__Data__:
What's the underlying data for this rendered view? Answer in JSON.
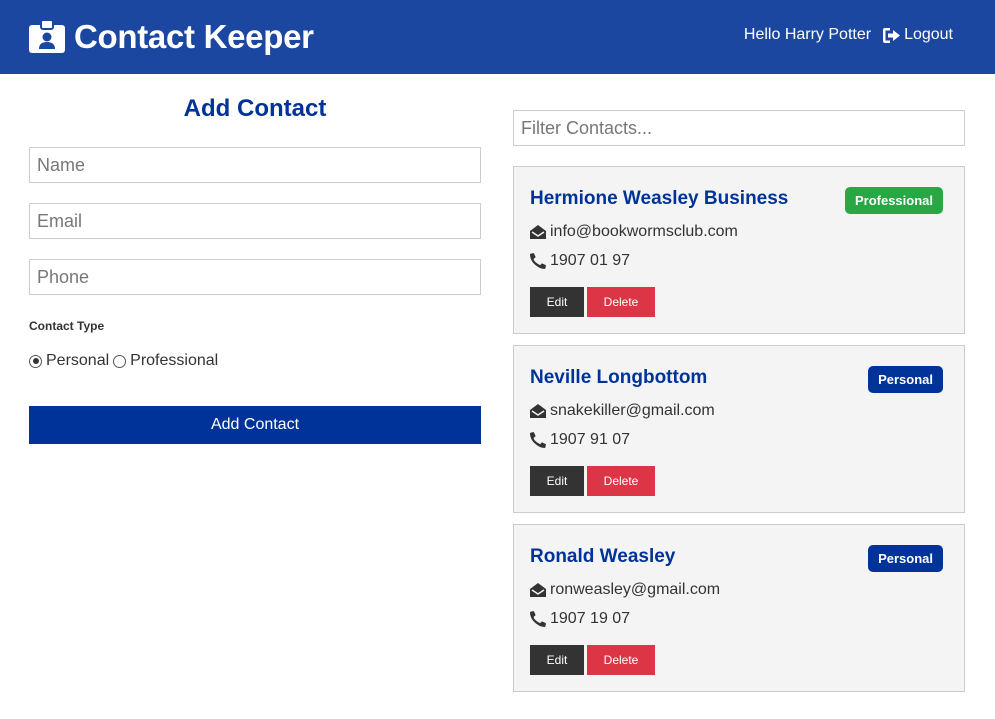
{
  "navbar": {
    "title": "Contact Keeper",
    "brand_icon": "id-badge-icon",
    "greeting": "Hello Harry Potter",
    "logout_label": "Logout",
    "logout_icon": "sign-out-icon",
    "background_color": "#1b47a0"
  },
  "form": {
    "title": "Add Contact",
    "name_placeholder": "Name",
    "email_placeholder": "Email",
    "phone_placeholder": "Phone",
    "contact_type_label": "Contact Type",
    "options": [
      {
        "label": "Personal",
        "checked": true
      },
      {
        "label": "Professional",
        "checked": false
      }
    ],
    "submit_label": "Add Contact"
  },
  "filter": {
    "placeholder": "Filter Contacts..."
  },
  "contacts": [
    {
      "name": "Hermione Weasley Business",
      "type": "Professional",
      "email": "info@bookwormsclub.com",
      "phone": "1907 01 97"
    },
    {
      "name": "Neville Longbottom",
      "type": "Personal",
      "email": "snakekiller@gmail.com",
      "phone": "1907 91 07"
    },
    {
      "name": "Ronald Weasley",
      "type": "Personal",
      "email": "ronweasley@gmail.com",
      "phone": "1907 19 07"
    }
  ],
  "buttons": {
    "edit_label": "Edit",
    "delete_label": "Delete"
  },
  "colors": {
    "primary": "#003399",
    "professional": "#28a745",
    "dark": "#333333",
    "danger": "#dc3545",
    "card_bg": "#f4f4f4"
  }
}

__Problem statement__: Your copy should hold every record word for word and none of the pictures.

__Exercise answer__:
What's the underlying data for this rendered view? Answer in JSON.
{
  "navbar": {
    "title": "Contact Keeper",
    "brand_icon": "id-badge-icon",
    "greeting": "Hello Harry Potter",
    "logout_label": "Logout",
    "logout_icon": "sign-out-icon",
    "background_color": "#1b47a0"
  },
  "form": {
    "title": "Add Contact",
    "name_placeholder": "Name",
    "email_placeholder": "Email",
    "phone_placeholder": "Phone",
    "contact_type_label": "Contact Type",
    "options": [
      {
        "label": "Personal",
        "checked": true
      },
      {
        "label": "Professional",
        "checked": false
      }
    ],
    "submit_label": "Add Contact"
  },
  "filter": {
    "placeholder": "Filter Contacts..."
  },
  "contacts": [
    {
      "name": "Hermione Weasley Business",
      "type": "Professional",
      "email": "info@bookwormsclub.com",
      "phone": "1907 01 97"
    },
    {
      "name": "Neville Longbottom",
      "type": "Personal",
      "email": "snakekiller@gmail.com",
      "phone": "1907 91 07"
    },
    {
      "name": "Ronald Weasley",
      "type": "Personal",
      "email": "ronweasley@gmail.com",
      "phone": "1907 19 07"
    }
  ],
  "buttons": {
    "edit_label": "Edit",
    "delete_label": "Delete"
  },
  "colors": {
    "primary": "#003399",
    "professional": "#28a745",
    "dark": "#333333",
    "danger": "#dc3545",
    "card_bg": "#f4f4f4"
  }
}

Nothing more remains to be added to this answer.